Trials in Student Engagement, Part 2: Choice

Yesterday I wrote about trying to get students to become active in their learning. What pushed me to an urgent level on this front was the class’s reaction to an independent study project I’d presented to them on Monday morning.

Sensing that the content of our curriculum was not in natural interest areas, last weekend I’d planned a project for them in which they could choose the topic of study.

The project has the following criteria:

  • A brief written research paper (no more than two pages, double-spaced) completed using the writing process (prewriting, drafting, revising, editing, and publishing).
  • An original piece of artwork that has your topic as its subject. You may choose the medium (painting, drawing, sculpture, original song, etc.).
  • A presentation to the class lasting 2-5 minutes that includes an audio/visual element or performance (song, skit)

When I presented this opportunity to them, their response was not much different than if I had given them a worksheet packet of grammar and reading skill practice. There wasn’t the bump in enthusiasm I’d expected.

This experience led me to the Friday morning conversation outlined in my previous post. There’s clearly more work to do in getting the kids to see themselves as active learners and owners of their learning.
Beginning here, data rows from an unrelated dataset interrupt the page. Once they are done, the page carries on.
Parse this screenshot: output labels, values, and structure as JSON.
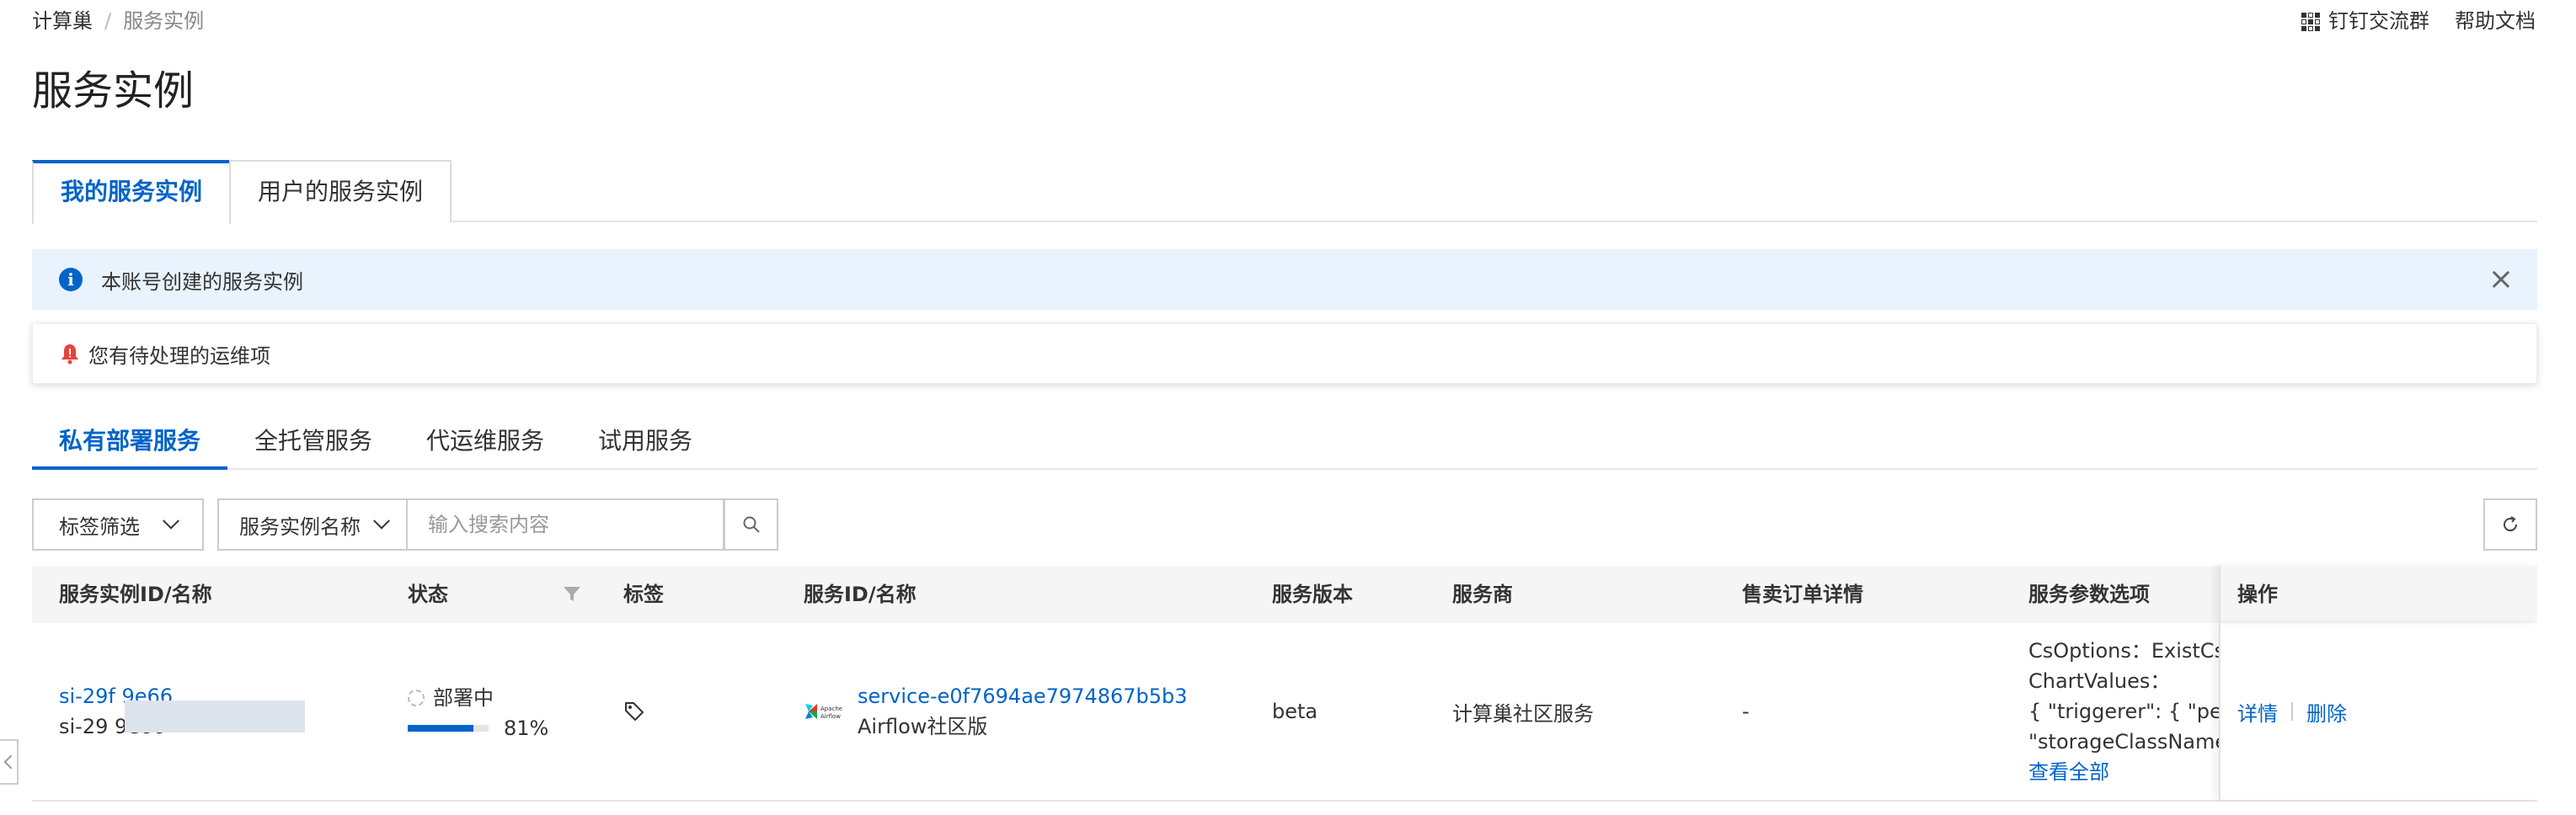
{
  "breadcrumb": {
    "root": "计算巢",
    "separator": "/",
    "current": "服务实例"
  },
  "top_links": {
    "dingtalk": "钉钉交流群",
    "help": "帮助文档"
  },
  "page_title": "服务实例",
  "main_tabs": [
    {
      "label": "我的服务实例",
      "active": true
    },
    {
      "label": "用户的服务实例",
      "active": false
    }
  ],
  "info_bar": {
    "text": "本账号创建的服务实例"
  },
  "alert": {
    "text": "您有待处理的运维项"
  },
  "sub_tabs": [
    {
      "label": "私有部署服务",
      "active": true
    },
    {
      "label": "全托管服务",
      "active": false
    },
    {
      "label": "代运维服务",
      "active": false
    },
    {
      "label": "试用服务",
      "active": false
    }
  ],
  "filters": {
    "tag_filter": "标签筛选",
    "name_filter": "服务实例名称",
    "search_placeholder": "输入搜索内容"
  },
  "table": {
    "columns": [
      "服务实例ID/名称",
      "状态",
      "标签",
      "服务ID/名称",
      "服务版本",
      "服务商",
      "售卖订单详情",
      "服务参数选项",
      "操作"
    ],
    "rows": [
      {
        "instance_id": "si-29f          9e66",
        "instance_name": "si-29          9e66",
        "status": "部署中",
        "progress_percent": 81,
        "progress_label": "81%",
        "service_id": "service-e0f7694ae7974867b5b3",
        "service_name": "Airflow社区版",
        "version": "beta",
        "vendor": "计算巢社区服务",
        "order": "-",
        "params": [
          "CsOptions：ExistCs",
          "ChartValues：",
          "{ \"triggerer\": { \"persist",
          "\"storageClassName\": \""
        ],
        "view_all": "查看全部",
        "ops": {
          "detail": "详情",
          "delete": "删除"
        }
      }
    ]
  },
  "colors": {
    "accent": "#0064c8",
    "info_bg": "#e8f3fd",
    "alert_bell": "#e8423f"
  }
}
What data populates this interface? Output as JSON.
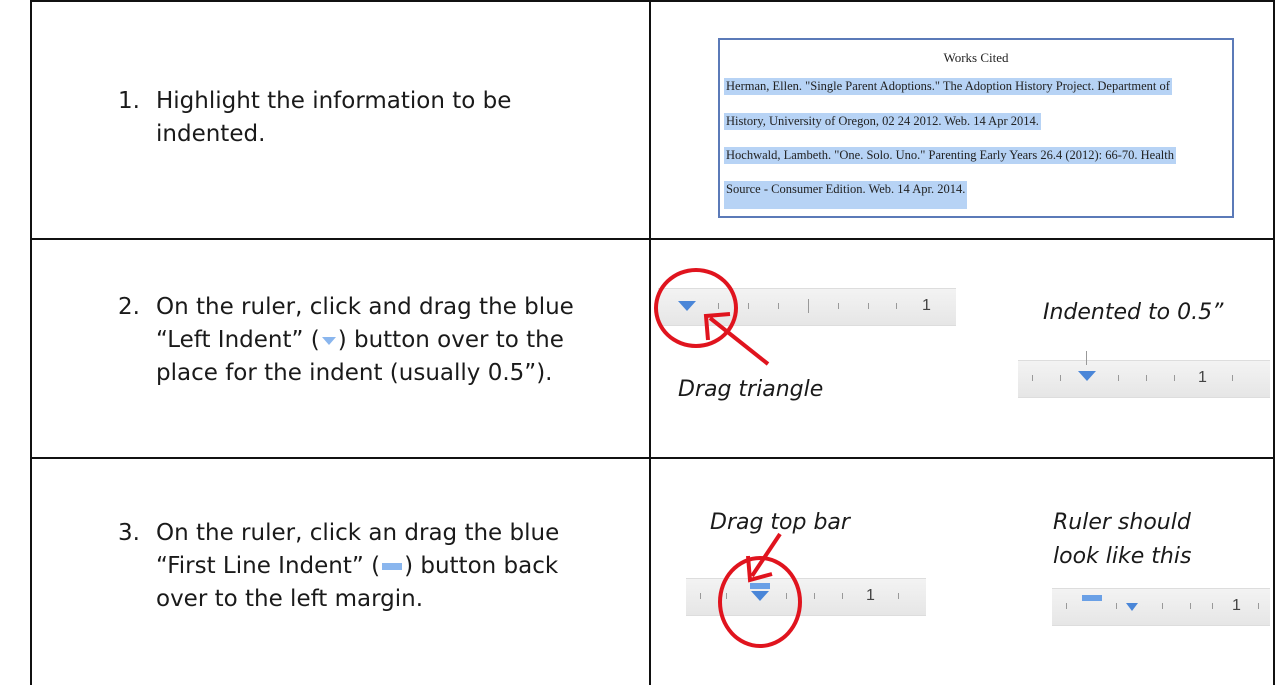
{
  "steps": [
    {
      "num": "1.",
      "line1": "Highlight the information to be",
      "line2": "indented."
    },
    {
      "num": "2.",
      "line1": "On the ruler, click and drag the blue",
      "line2a": "“Left Indent” (",
      "line2b": ") button over to the",
      "line3": "place for the indent (usually 0.5”)."
    },
    {
      "num": "3.",
      "line1": "On the ruler, click an drag the blue",
      "line2a": "“First Line Indent” (",
      "line2b": ") button back",
      "line3": "over to the left margin."
    }
  ],
  "works_cited": {
    "title": "Works Cited",
    "lines": [
      "Herman, Ellen. \"Single Parent Adoptions.\" The Adoption History Project. Department of",
      "History, University of Oregon, 02 24 2012. Web. 14 Apr 2014.",
      "Hochwald, Lambeth. \"One. Solo. Uno.\" Parenting Early Years 26.4 (2012): 66-70. Health",
      "Source - Consumer Edition. Web. 14 Apr. 2014."
    ]
  },
  "labels": {
    "drag_triangle": "Drag triangle",
    "indented_to": "Indented to 0.5”",
    "drag_top_bar": "Drag top bar",
    "ruler_should_1": "Ruler should",
    "ruler_should_2": "look like this"
  },
  "ruler_number": "1",
  "colors": {
    "circle": "#e0141e",
    "indent_marker": "#4a86d8",
    "highlight": "#b7d3f5"
  }
}
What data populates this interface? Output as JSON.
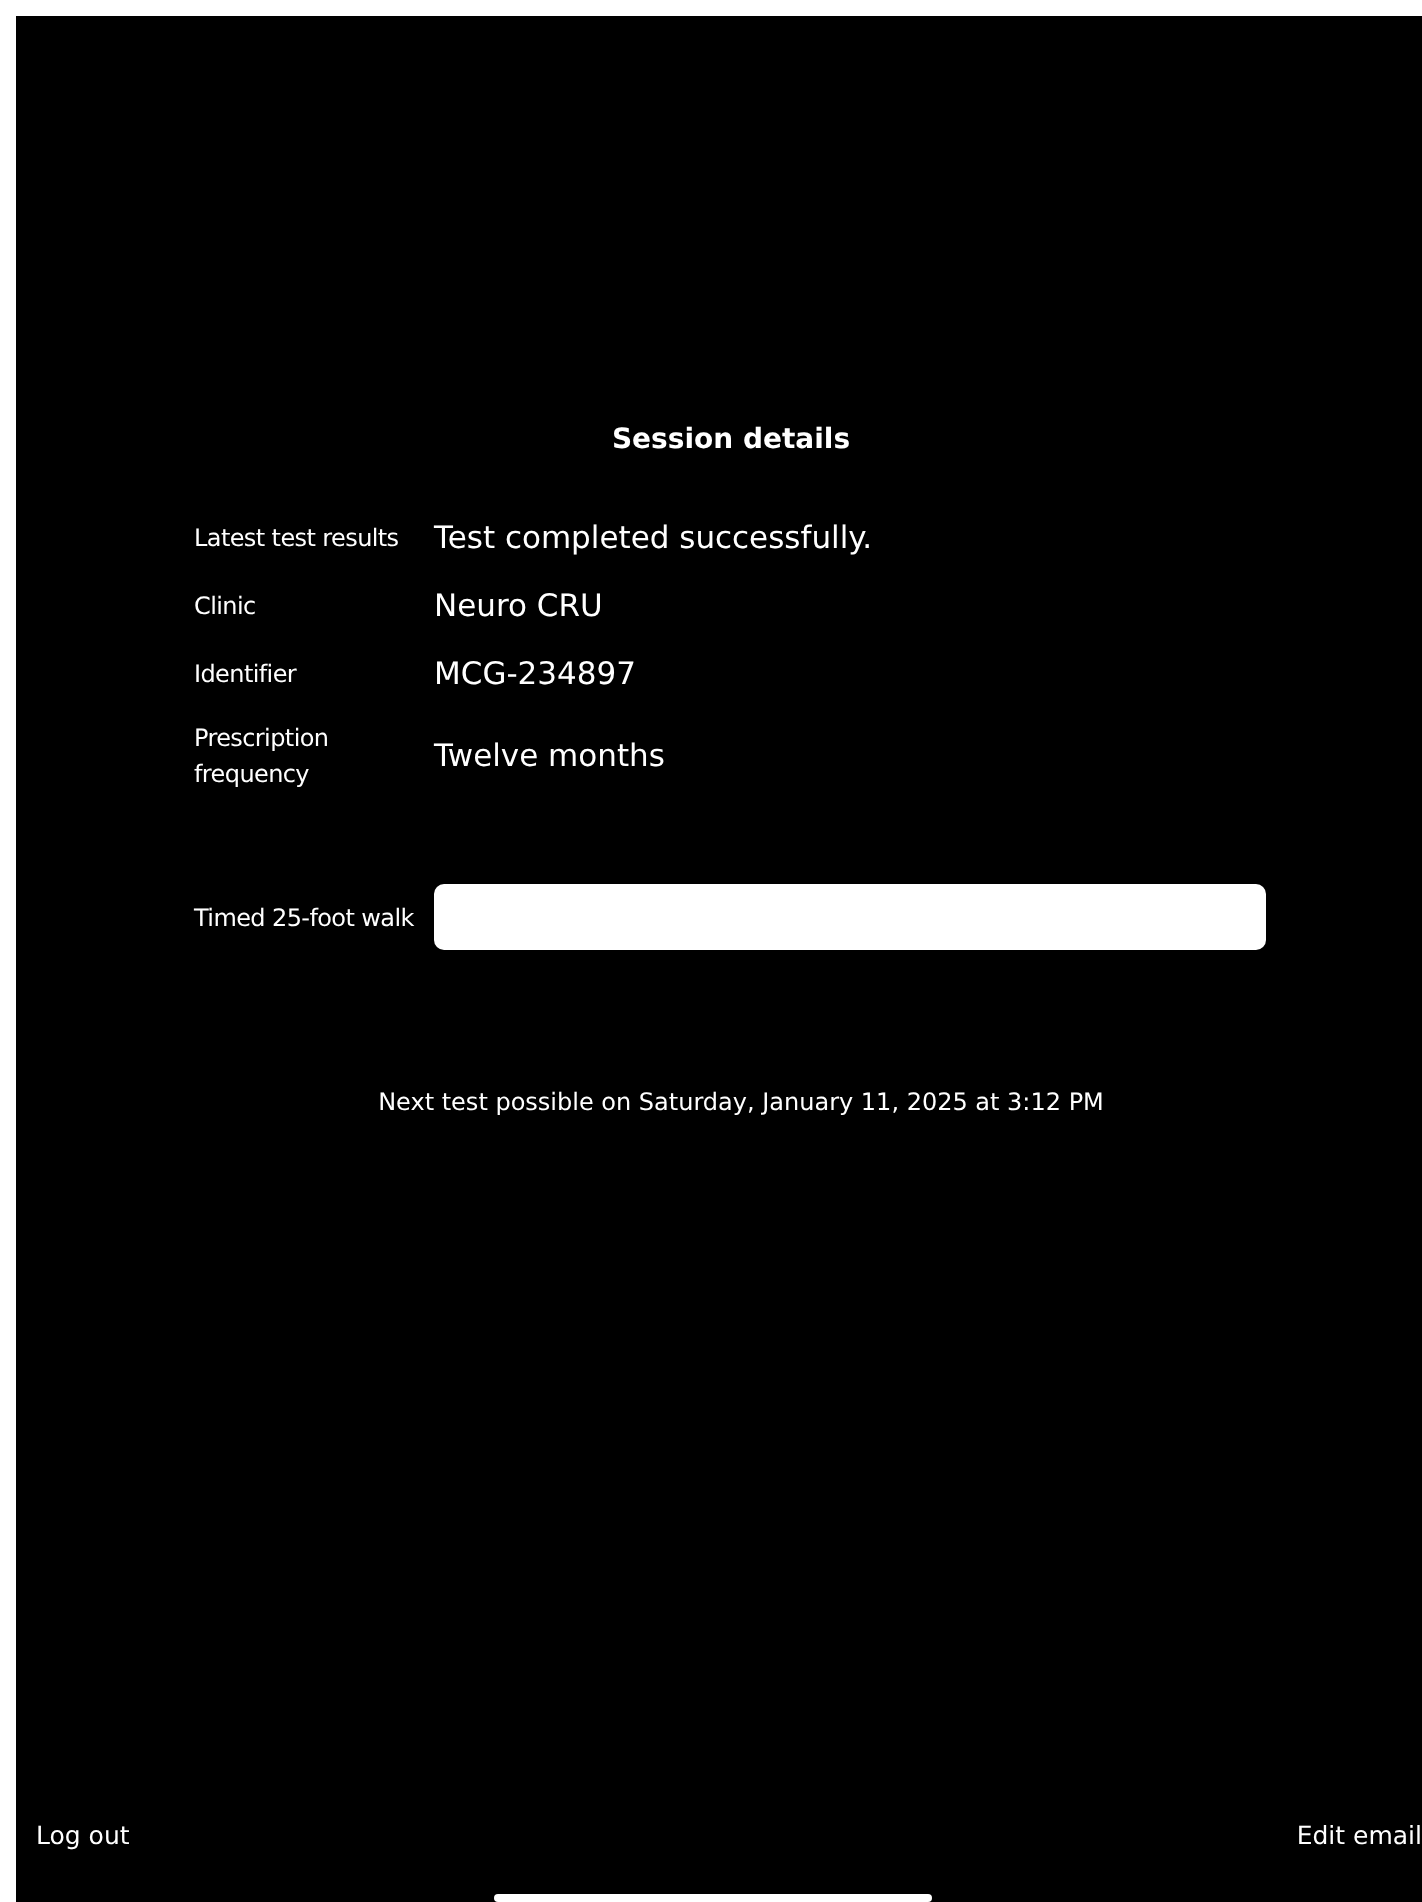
{
  "title": "Session details",
  "details": [
    {
      "label": "Latest test results",
      "value": "Test completed successfully."
    },
    {
      "label": "Clinic",
      "value": "Neuro CRU"
    },
    {
      "label": "Identifier",
      "value": "MCG-234897"
    },
    {
      "label": "Prescription frequency",
      "value": "Twelve months"
    }
  ],
  "walk_field": {
    "label": "Timed 25-foot walk"
  },
  "next_test": "Next test possible on Saturday, January 11, 2025 at 3:12 PM",
  "footer": {
    "left_link": "Log out",
    "right_link": "Edit email"
  }
}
Higher order questioning and attempts to engage them in the work have had limited success. My thinking now is that I have to show some patience and let them see that they really will be able to lead their learning and have some say in how they develop their skills and knowledge.

So, I’ve gone ahead and approved just about every topic they’ve presented for their projects. There will be projects on ┬áprofessional wrestlers and the history of the Jacksonville Jaguars. Pretty sure there are no content standards that encompass these topics, but there will be student work in asking key questions for research, identifying sources, note taking, completing the writing process, and delivering a presentation in front of the class. If that means stepping back and learning more about the WWE, then so be it.

The assignment organizer, based on the Big 6, can be seen here.